When the Acton Institute was first established, part of our mission was to influence future leaders. We have done that in countless way through our array of programs, but this issue of R&L highlights one particularly important example. The Reverend John A. Nunes, a Lutheran minister, is our feature interview this month. Nunes was recently appointed to head up Lutheran World Relief. Aside from the genuine pride we have that one of our colleagues has been entrusted with such an important mission, we are also excited to see how the principles that Pastor Nunes wrote about for Acton will now animate LWR’s service to those in material need, and in need of the Gospel.

In our interview, Pastor Nunes speaks about his experience doing community work in Detroit, and what he learned about “accompaniment”—meaning not doing something for or to somebody, but doing something together. Whether that model can be replicated in dozens of countries and with multi-million dollar programs is the challenge that awaits him. We wish him well, and pray that God blesses abundantly the work of LWR.

I am sure that in his work in Detroit, Pastor Nunes came across a Catholic school or two that were islands of hope in a sea of troubles. Kris Mauren explains in this issue the important work Acton does to highlight Catholic schools that exemplify the best in parochial education. Often such religious schools are the only ones left to “accompany” the children of troubled neighborhoods.
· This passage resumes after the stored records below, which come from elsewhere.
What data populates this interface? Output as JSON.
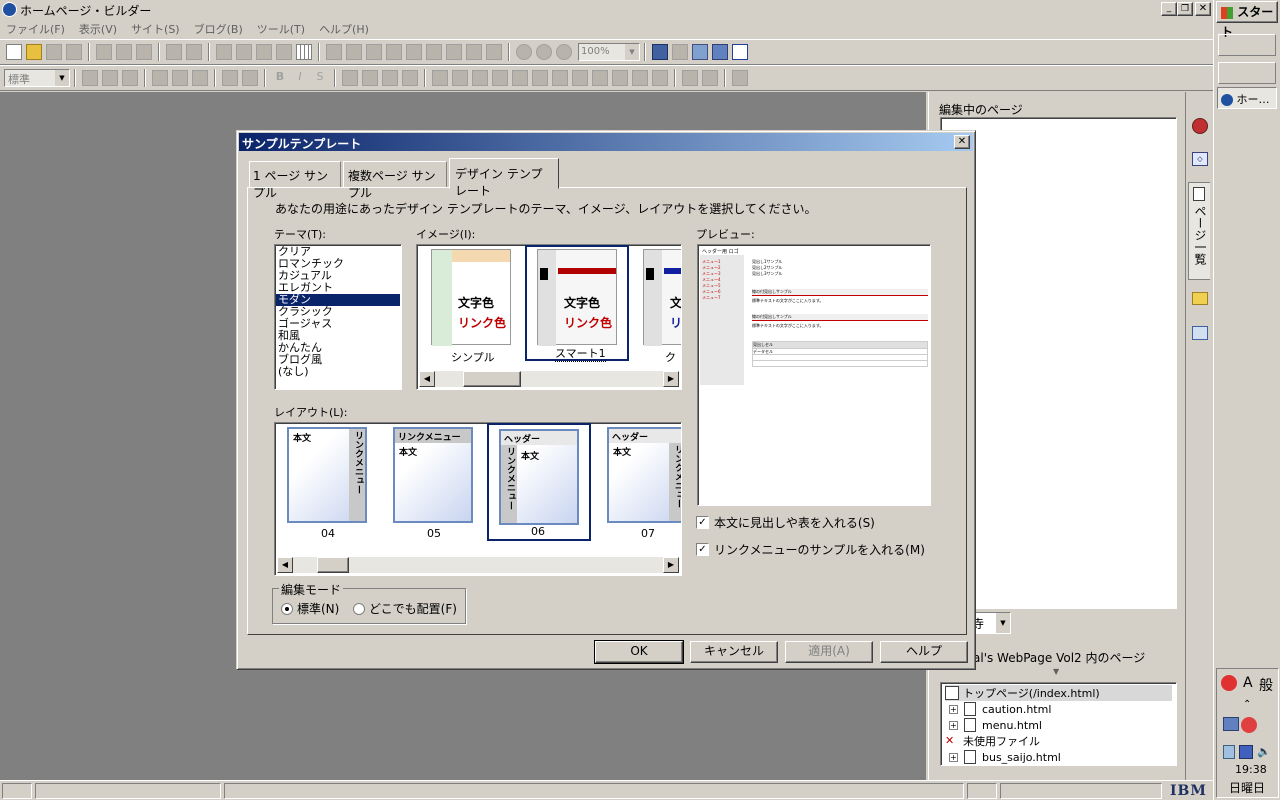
{
  "app": {
    "title": "ホームページ・ビルダー",
    "menu": [
      "ファイル(F)",
      "表示(V)",
      "サイト(S)",
      "ブログ(B)",
      "ツール(T)",
      "ヘルプ(H)"
    ],
    "zoom": "100%",
    "style_select": "標準"
  },
  "taskbar": {
    "start": "スタート",
    "task": "ホー…",
    "ime_a": "A",
    "ime_mode": "般",
    "time": "19:38",
    "day": "日曜日"
  },
  "right_panel": {
    "editing_pages_label": "編集中のページ",
    "side_tab_label": "ページ一覧",
    "site_title": "al's WebPage Vol2 内のページ",
    "select_fragment": "寺",
    "tree": [
      {
        "label": "トップページ(/index.html)",
        "level": 0
      },
      {
        "label": "caution.html",
        "level": 1
      },
      {
        "label": "menu.html",
        "level": 1
      },
      {
        "label": "未使用ファイル",
        "level": 0
      },
      {
        "label": "bus_saijo.html",
        "level": 1
      }
    ]
  },
  "status_bar": {
    "ibm": "IBM"
  },
  "dialog": {
    "title": "サンプルテンプレート",
    "tabs": [
      "1 ページ サンプル",
      "複数ページ サンプル",
      "デザイン テンプレート"
    ],
    "active_tab": 2,
    "instruction": "あなたの用途にあったデザイン テンプレートのテーマ、イメージ、レイアウトを選択してください。",
    "theme_label": "テーマ(T):",
    "themes": [
      "クリア",
      "ロマンチック",
      "カジュアル",
      "エレガント",
      "モダン",
      "クラシック",
      "ゴージャス",
      "和風",
      "かんたん",
      "ブログ風",
      "(なし)"
    ],
    "selected_theme": 4,
    "image_label": "イメージ(I):",
    "images": [
      {
        "name": "シンプル",
        "text1": "文字色",
        "text2": "リンク色"
      },
      {
        "name": "スマート1",
        "text1": "文字色",
        "text2": "リンク色"
      },
      {
        "name": "ク",
        "text1": "文",
        "text2": "リ"
      }
    ],
    "preview_label": "プレビュー:",
    "preview": {
      "header_text": "ヘッダー用 ロゴ",
      "menu_items": [
        "メニュー1",
        "メニュー2",
        "メニュー3",
        "メニュー4",
        "メニュー5",
        "メニュー6",
        "メニュー7"
      ],
      "lines": [
        "見出し1サンプル",
        "見出し2サンプル",
        "見出し3サンプル"
      ],
      "section1": "線の付見出しサンプル",
      "section2": "線の付見出しサンプル",
      "body1": "標準テキストの文字がここに入ります。",
      "body2": "標準テキストの文字がここに入ります。",
      "table_title": "見出しセル",
      "table_cell": "データセル"
    },
    "layout_label": "レイアウト(L):",
    "layouts": [
      {
        "num": "04",
        "a": "本文",
        "b": "リンクメニュー"
      },
      {
        "num": "05",
        "a": "リンクメニュー",
        "b": "本文"
      },
      {
        "num": "06",
        "a": "ヘッダー",
        "b": "リンクメニュー",
        "c": "本文"
      },
      {
        "num": "07",
        "a": "ヘッダー",
        "b": "本文",
        "c": "リンクメニュー"
      }
    ],
    "checkbox1": "本文に見出しや表を入れる(S)",
    "checkbox2": "リンクメニューのサンプルを入れる(M)",
    "edit_mode_label": "編集モード",
    "radio1": "標準(N)",
    "radio2": "どこでも配置(F)",
    "buttons": {
      "ok": "OK",
      "cancel": "キャンセル",
      "apply": "適用(A)",
      "help": "ヘルプ"
    }
  }
}
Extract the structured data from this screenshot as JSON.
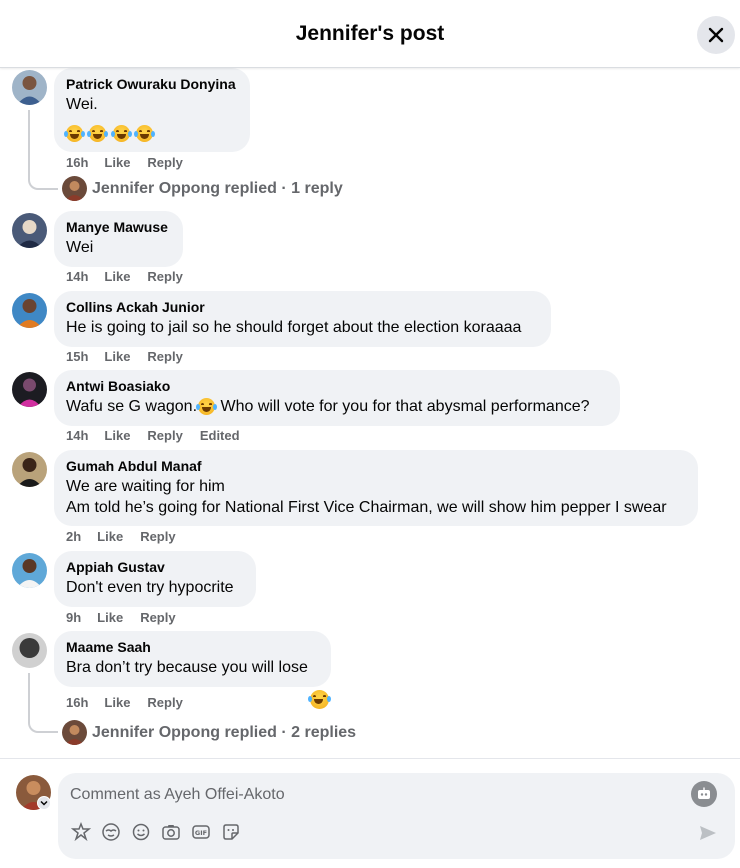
{
  "header": {
    "title": "Jennifer's post"
  },
  "comments": [
    {
      "author": "Patrick Owuraku Donyina",
      "lines": [
        "Wei."
      ],
      "emoji_count": 4,
      "time": "16h",
      "like": "Like",
      "reply": "Reply",
      "replies_summary": {
        "text": "Jennifer Oppong replied · 1 reply"
      }
    },
    {
      "author": "Manye Mawuse",
      "lines": [
        "Wei"
      ],
      "time": "14h",
      "like": "Like",
      "reply": "Reply"
    },
    {
      "author": "Collins Ackah Junior",
      "lines": [
        "He is going to jail so he should forget about the election koraaaa"
      ],
      "time": "15h",
      "like": "Like",
      "reply": "Reply"
    },
    {
      "author": "Antwi Boasiako",
      "lines_before_emoji": "Wafu se G wagon.",
      "lines_after_emoji": " Who will vote for you for that abysmal performance?",
      "time": "14h",
      "like": "Like",
      "reply": "Reply",
      "edited": "Edited"
    },
    {
      "author": "Gumah Abdul Manaf",
      "lines": [
        "We are waiting for him",
        "Am told he’s going for National First Vice Chairman, we will show him pepper I swear"
      ],
      "time": "2h",
      "like": "Like",
      "reply": "Reply"
    },
    {
      "author": "Appiah Gustav",
      "lines": [
        "Don't even try hypocrite"
      ],
      "time": "9h",
      "like": "Like",
      "reply": "Reply"
    },
    {
      "author": "Maame Saah",
      "lines": [
        "Bra don’t try because you will lose"
      ],
      "time": "16h",
      "like": "Like",
      "reply": "Reply",
      "replies_summary": {
        "text": "Jennifer Oppong replied · 2 replies"
      }
    }
  ],
  "composer": {
    "placeholder": "Comment as Ayeh Offei-Akoto"
  },
  "colors": {
    "bubble": "#f0f2f5",
    "meta_text": "#65676b",
    "emoji": "#f7b928"
  }
}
I am not much of a TV watcher, so I must confess that I have never seen the program Deadwood on HBO. After reading Jordan Ballor’s article on it in this issue, I may have missed something. Set in the nineteenth-century “wild west”—or the Dakotas, at any rate—Ballor argues that the series shows the dramatic conflict between tyranny and liberty, and that mere law and order, while necessary, is not sufficient for a free and virtuous society. Part of Acton’s mission is to engage our culture, not only to criticize, but to celebrate the virtues and principles when presented in dramatic form. Those of us who write monographs and edit journals know that the poet, playwright, composer, or painter is sometimes more persuasive than a thousand carefully crafted arguments. I am pleased that Jordan Ballor brought that once again to our readers’ attention.